Today in Jerusalem a siren sounds to announce the start of Sabbath. For many people it is a complete day of rest and worship, but some cafes open and there are still cars on the roads. Many of the passing Orthodox Jews will shout `Shabbas Shabbas' at the car drivers. There is tremendous tension between the very strict communities, the moderately religious and the more secular people. For most people in Israel Saturday is their only day off work in the week. They would like to spend the day in leisure activities but many of these - such as driving to the beach, or even to a religious meeting, involve violating the Sabbath. To some extent this mirrors the situation in the Old Testament. The prophet Isaiah considered that:

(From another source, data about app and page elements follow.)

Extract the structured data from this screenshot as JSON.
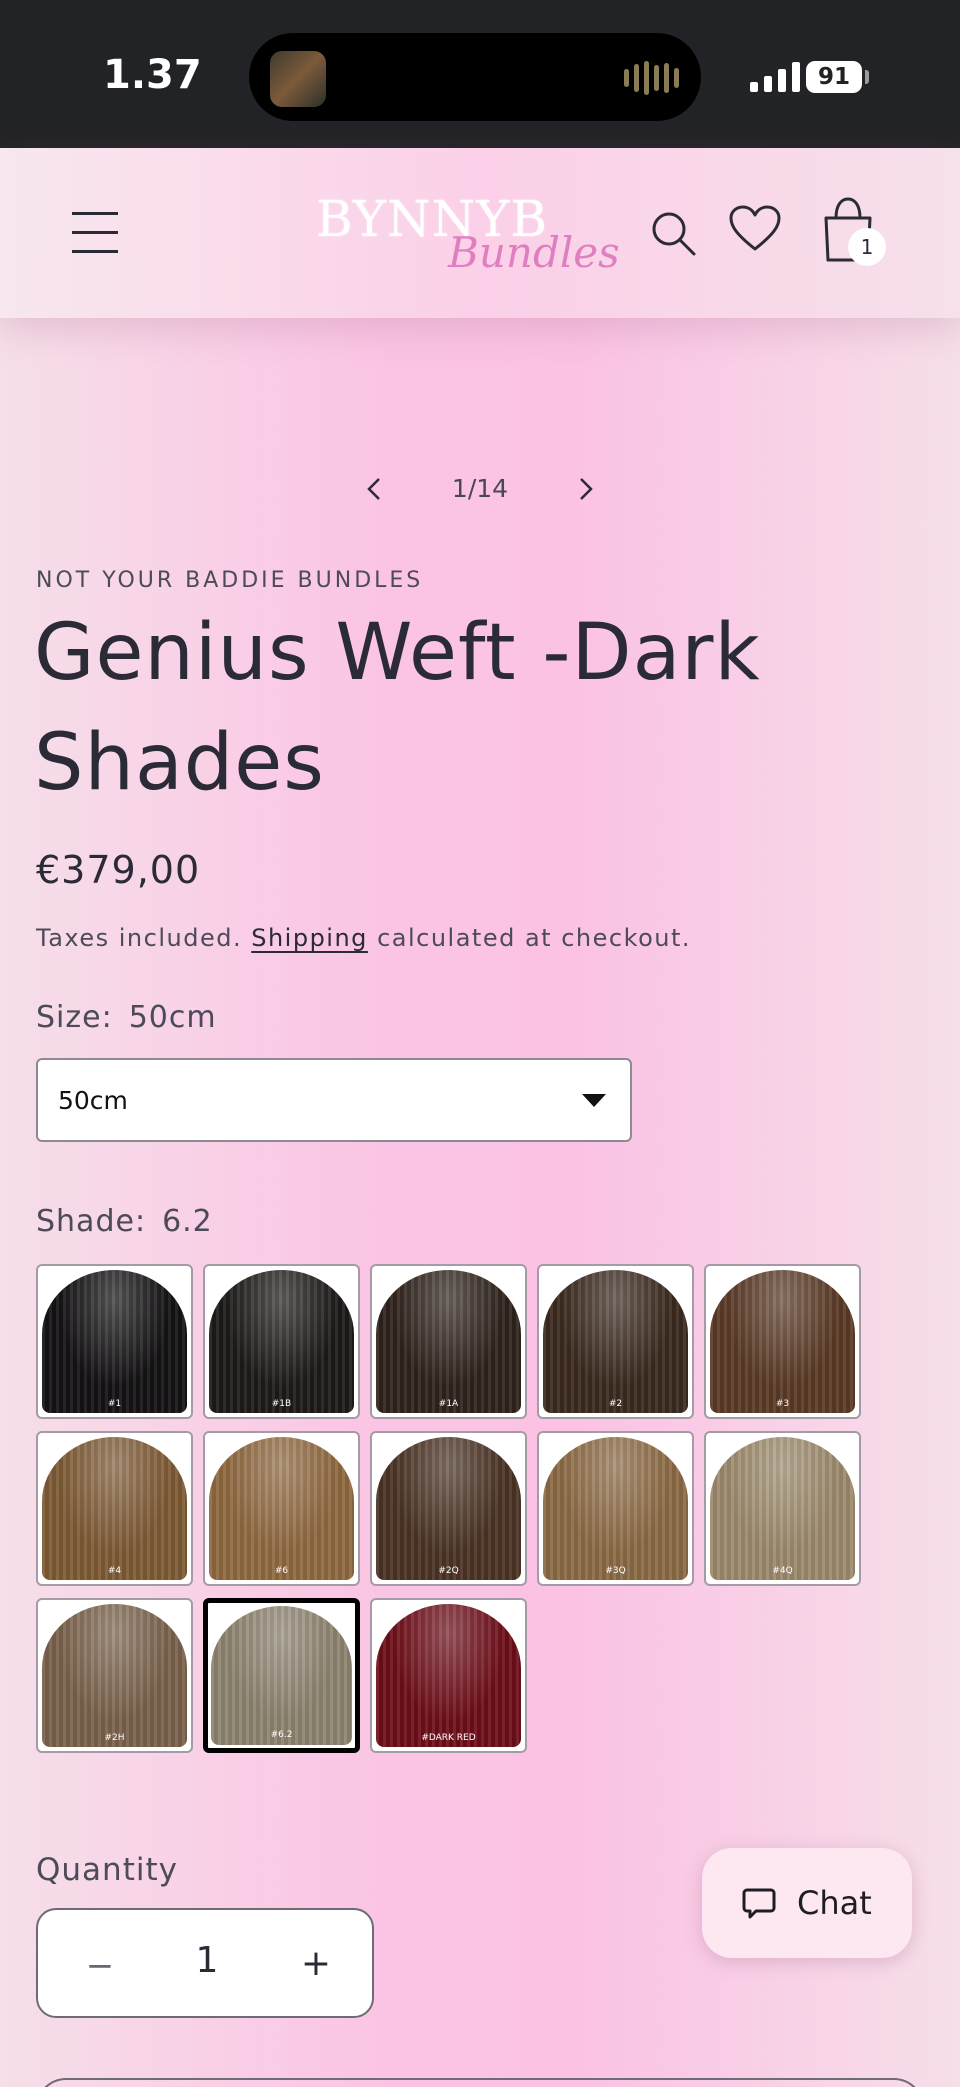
{
  "status_bar": {
    "time": "1.37",
    "battery": "91"
  },
  "header": {
    "logo_main": "BYNNYB",
    "logo_script": "Bundles",
    "cart_count": "1"
  },
  "gallery": {
    "counter": "1/14"
  },
  "product": {
    "vendor": "NOT YOUR BADDIE BUNDLES",
    "title": "Genius Weft -Dark Shades",
    "price": "€379,00",
    "taxes_prefix": "Taxes included.",
    "shipping_link": "Shipping",
    "taxes_suffix": "calculated at checkout."
  },
  "size": {
    "label": "Size:",
    "value": "50cm",
    "selected_option": "50cm"
  },
  "shade": {
    "label": "Shade:",
    "value": "6.2",
    "swatches": [
      {
        "code": "#1",
        "color": "#141214"
      },
      {
        "code": "#1B",
        "color": "#1e1a1a"
      },
      {
        "code": "#1A",
        "color": "#2f231c"
      },
      {
        "code": "#2",
        "color": "#3b2a1f"
      },
      {
        "code": "#3",
        "color": "#5a3a26"
      },
      {
        "code": "#4",
        "color": "#7e5a35"
      },
      {
        "code": "#6",
        "color": "#8f6840"
      },
      {
        "code": "#2Q",
        "color": "#4a3325"
      },
      {
        "code": "#3Q",
        "color": "#8c6a45"
      },
      {
        "code": "#4Q",
        "color": "#9c8a6c"
      },
      {
        "code": "#2H",
        "color": "#7a624c"
      },
      {
        "code": "#6.2",
        "color": "#8d8370"
      },
      {
        "code": "#DARK RED",
        "color": "#6e0f1a"
      }
    ],
    "selected_index": 11
  },
  "quantity": {
    "label": "Quantity",
    "value": "1",
    "minus": "−",
    "plus": "+"
  },
  "chat": {
    "label": "Chat"
  },
  "colors": {
    "accent_pink": "#fbc2e4",
    "text_dark": "#2b2a37",
    "logo_pink": "#e07fc0"
  }
}
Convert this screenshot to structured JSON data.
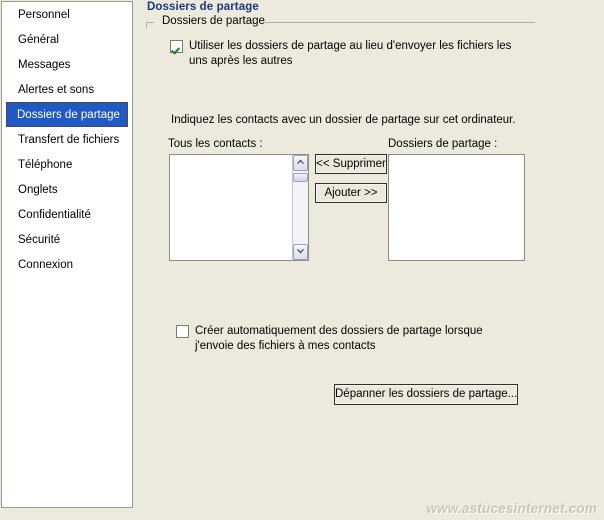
{
  "window": {
    "title": "Dossiers de partage"
  },
  "sidebar": {
    "items": [
      {
        "label": "Personnel",
        "selected": false
      },
      {
        "label": "Général",
        "selected": false
      },
      {
        "label": "Messages",
        "selected": false
      },
      {
        "label": "Alertes et sons",
        "selected": false
      },
      {
        "label": "Dossiers de partage",
        "selected": true
      },
      {
        "label": "Transfert de fichiers",
        "selected": false
      },
      {
        "label": "Téléphone",
        "selected": false
      },
      {
        "label": "Onglets",
        "selected": false
      },
      {
        "label": "Confidentialité",
        "selected": false
      },
      {
        "label": "Sécurité",
        "selected": false
      },
      {
        "label": "Connexion",
        "selected": false
      }
    ]
  },
  "main": {
    "page_title": "Dossiers de partage",
    "group_box_label": "Dossiers de partage",
    "use_shared_folders_checkbox": {
      "label": "Utiliser les dossiers de partage au lieu d'envoyer les fichiers les uns après les autres",
      "checked": true
    },
    "instruction": "Indiquez les contacts avec un dossier de partage sur cet ordinateur.",
    "all_contacts_label": "Tous les contacts :",
    "all_contacts_items": [],
    "shared_folders_label": "Dossiers de partage :",
    "shared_folders_items": [],
    "remove_button": "<< Supprimer",
    "add_button": "Ajouter >>",
    "auto_create_checkbox": {
      "label": "Créer automatiquement des dossiers de partage lorsque j'envoie des fichiers à mes contacts",
      "checked": false
    },
    "troubleshoot_button": "Dépanner les dossiers de partage..."
  },
  "watermark": {
    "text": "www.astucesinternet.com"
  },
  "colors": {
    "window_background": "#eceadd",
    "selection_blue": "#2159c4",
    "title_blue": "#1a3a7a",
    "check_green": "#237a23",
    "panel_white": "#ffffff",
    "watermark_gray": "#c9c6b4"
  }
}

If you keep your feet from breaking the Sabbath and from doing as you please on my holy day, if you call the Sabbath a delight and the Lord's holy day honourable, and if you honour it by not going your own way and not doing as you please or speaking idle words, then you will find your joy in the Lord (Isaiah 58:13).
The problem throughout history has been the tension between observing the Sabbath properly but also making it truly a delight. A person's inner attitude is all-important. Amos (8:5) discovered that people were just waiting for the Sabbath to end so that they could reopen their businesses. He realised that it was not sufficient to simply keep the Sabbath outwardly but also to honour it inwardly. This deeper reflection on the meaning of Sabbath developed through the Second Temple period and it was one of the theological debates of Jesus' day.